Karst geology


Earth and Environmental Sciences (2nd level)

Karstology (2nd Cycle)

Course code: MTK01
Year of study: 1st year

Course principal:
Assoc. Prof. Martin Knez, Ph. D.


Workload: lectures 35 hours, seminar 20 hours, tutorial 10 hours, laboratory work 10, field work 20 hours, individual work 130 hours.
Course type: mandatory
Languages: Slovene, English
Learning and teaching methods: lectures, seminars, tutorial, laboratory work, field work


Course syllabus (download)


First-cycle Bologna degree or a university degree in the natural sciences.


Content (Syllabus outline):

  • Highly soluble karstic rocks (carbonates and evaporates);
  • Conditionally soluble rocks (quartz sandstone, granite…) and rocks that commonly alternate with karstic rocks;
  • Carbonate diagenesis;
  • Carbonate platforms in time and space;
  • Paleokarst;
  • Impact of different rocks on development of karstic features and landscapes;
  • Tectonic structures and karstic features.

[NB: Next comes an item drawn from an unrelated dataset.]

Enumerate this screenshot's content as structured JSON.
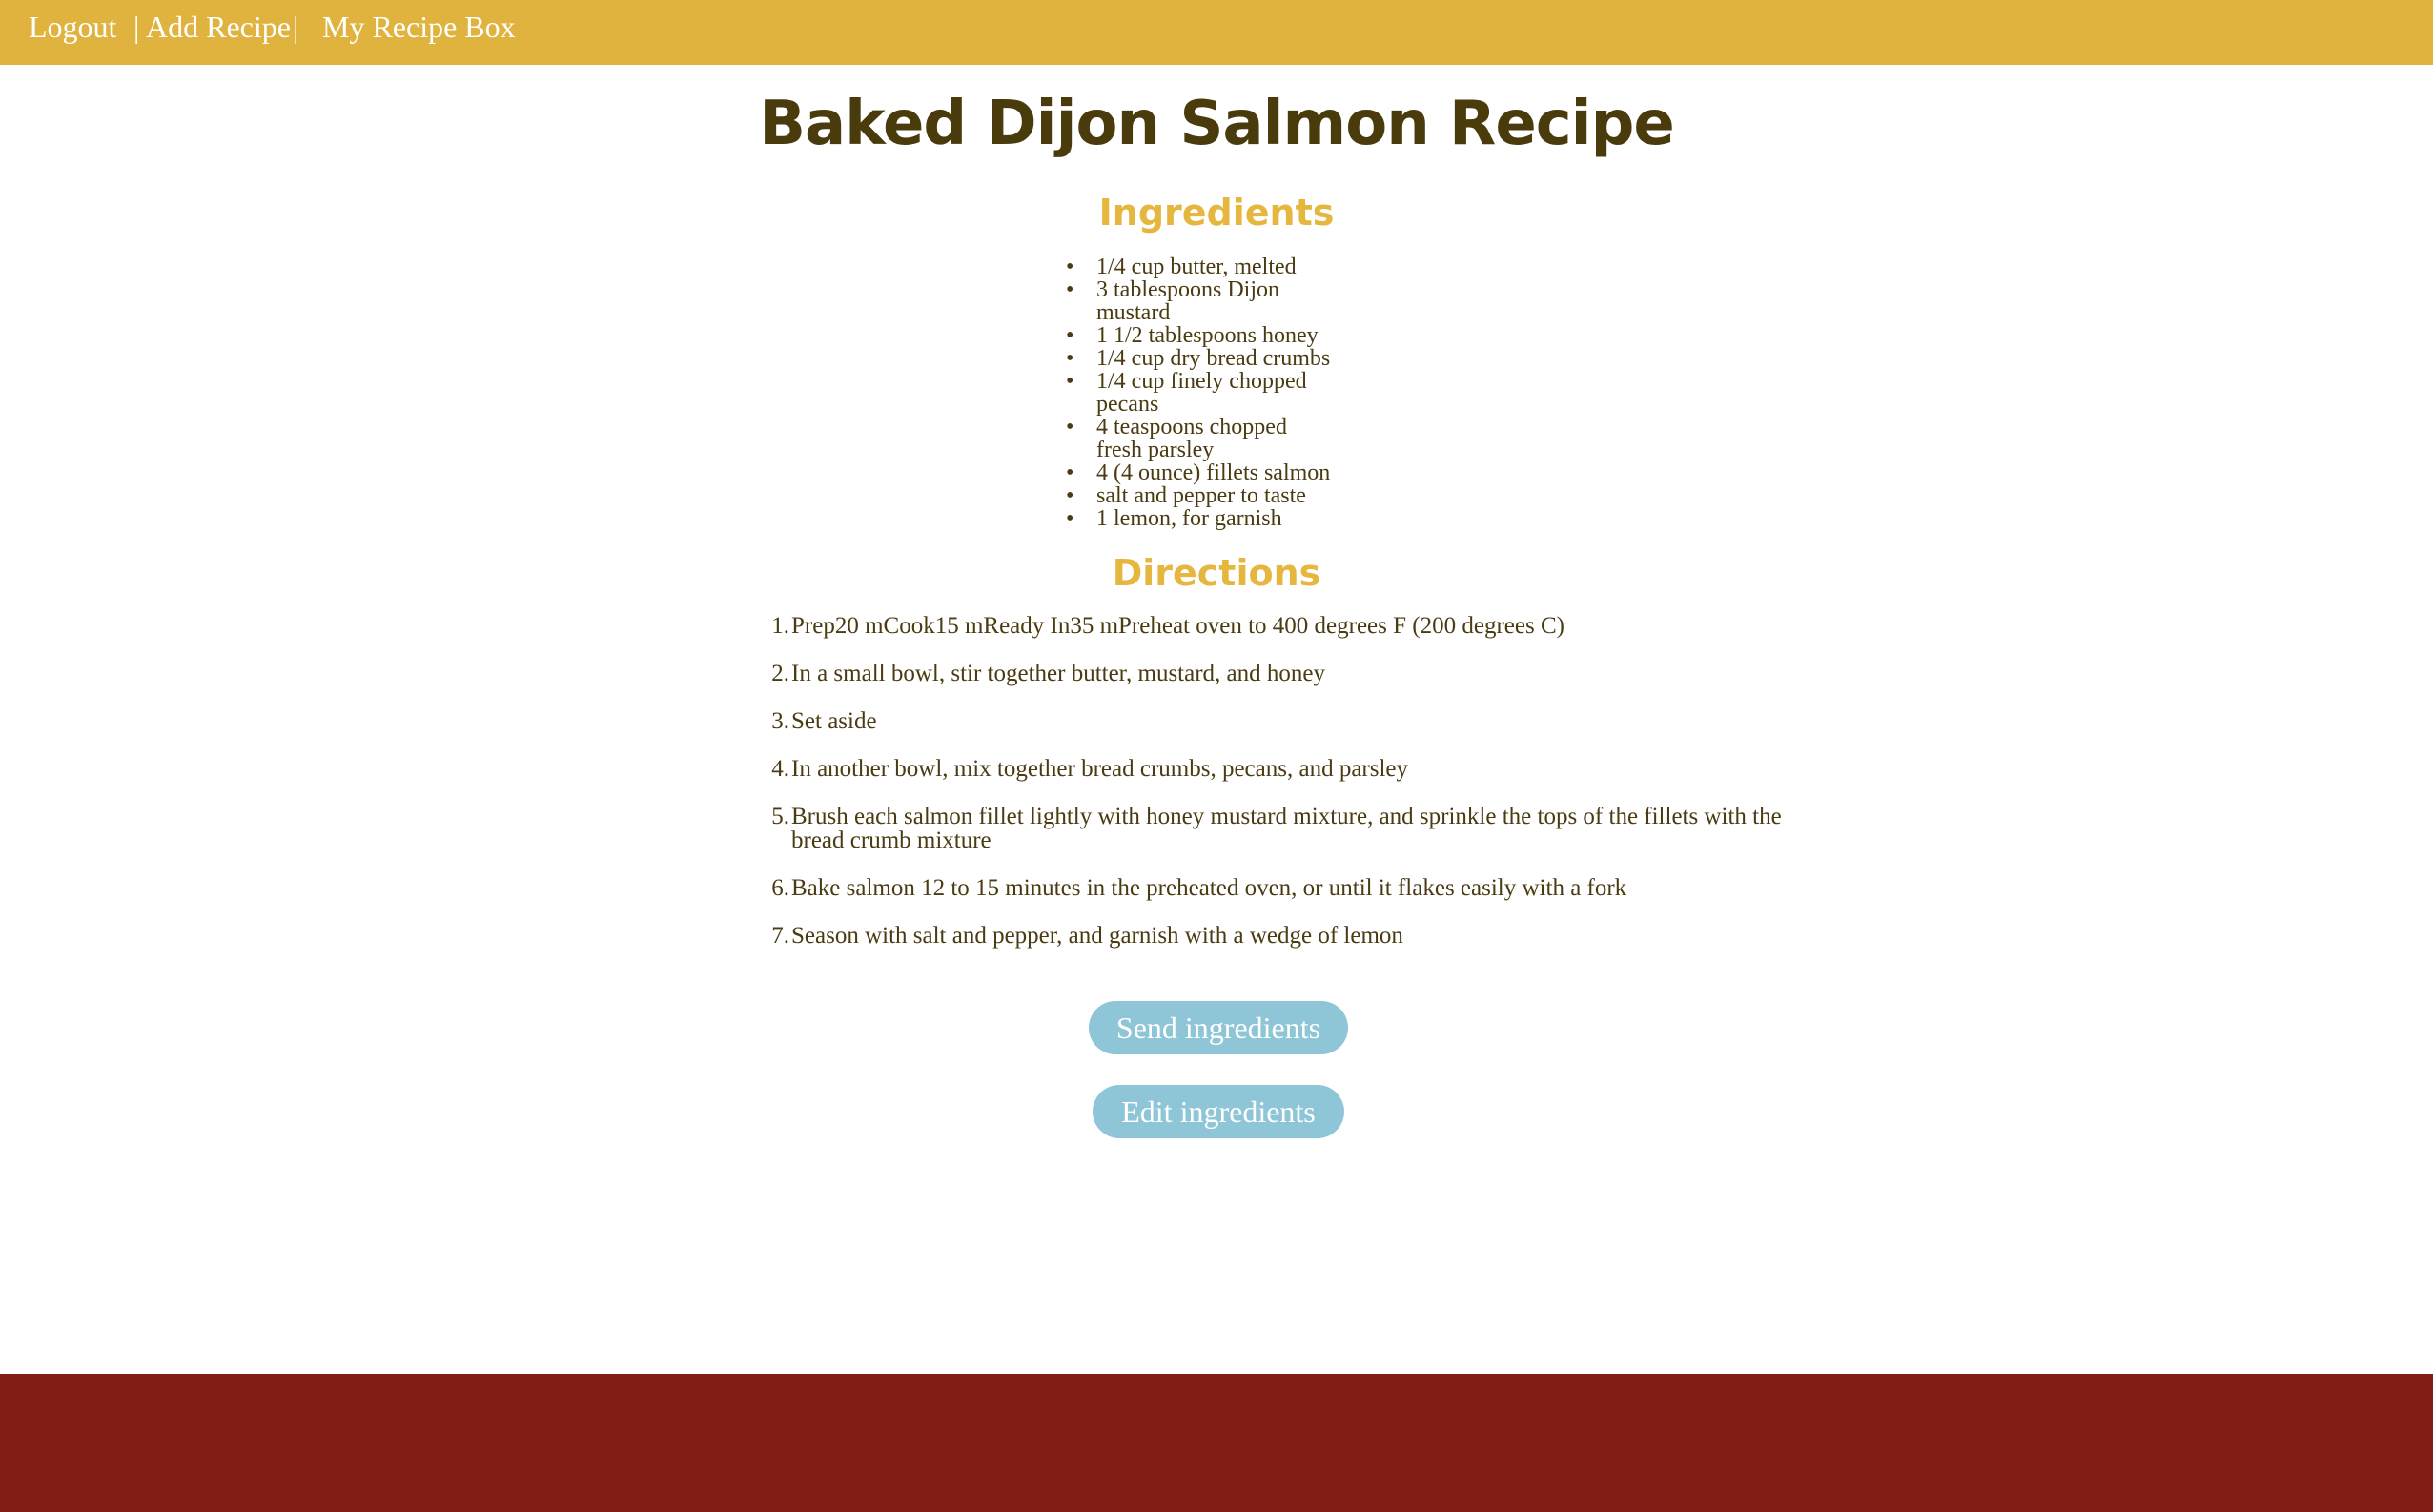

  • FORD, D. C. & WILLIAMS, P., 2007: Karst Hydrogeology and Geomorphology. John Wiley & Sons Ltd, Chichester, 562 str. (poglavja/chapters: 1-102, 209-320, 401-440).
  • PALMER, A. N., 2007: Cave Geology. Cave Books, Dayton OH, 454 str. (poglavja/chapters: 21-87, 113-137, 166-191, 232-302, 364-385).
  • GABROVŠEK, F., 2002 (ur.): Evolution of Karst: From Prekarst to Cessation. Založba ZRC, Ljubljana, 448 str. (poglavja/chapters: 235-358).
  • , M. E. & WRIGHT, V. P., 1990: Carbonate sedimetology. Blackwell Science Ltd, Oxford, 482 str. (poglavja/chapters: 1-100, 314-364).
  • INSALCO, E., SKELTON, P. W. & PALMER, P. J., 2000 (ur.): Carbonate platform systems: components and interactions. Geological Society of London, London, Special Publication, 178, 231 str. (poglavja/chapters: 89-108).
  • Selected papers from geological scientific journals


Objectives and competences:

The purpose of the course is to introduce students to independently identify and explore the karstic rocks and their impact on the development of various karstic features and karst landscape as a whole. They will learn about the basic concepts of deposition, diagenesis and early karstification of carbonate (evaporate) sequences and the development of carbonate platforms in terms of their geographical, climatic and geotectonic position.


They will learn how and why the carbonate platforms and their sedimentary sequences differ from each other and what is the influence of geotectonic position, in which are formed and what can according to geotectonic position of the carbonate platform be expected after a period of dominant sedimentation. In this context, they will also examine the development and conservation potential of paleokarst and importance of paleokarst in the study of carbonate sequences and the development of recent karst formations and an active aquifer.


They will learn the effects of diageneticlly differentially mature carbonate rocks and related porosity on the development of the aquifer and karst. Students will become familiar with some of the rocks that became karstified only in specific conditions and they learn the basic principles of their karstification. Students will become familiar with examples of the occurrence of certain karst phenomena depending on the tectonic conditions.


Intended learning outcomes:

  • The ability to identify and interpret the karstic rocks;
  • Knowledge of the concepts of development of carbonate platforms;
  • Knowing the importance of the impact of various karst rocks on karst features and landscapes;
  • Knowing the connection between the structural geological elements and karst phenomena,
  • The ability of rock sampling on the field and practical geological analyses of rock samples in laboratory.



Exam (90 %), written paper (10 %).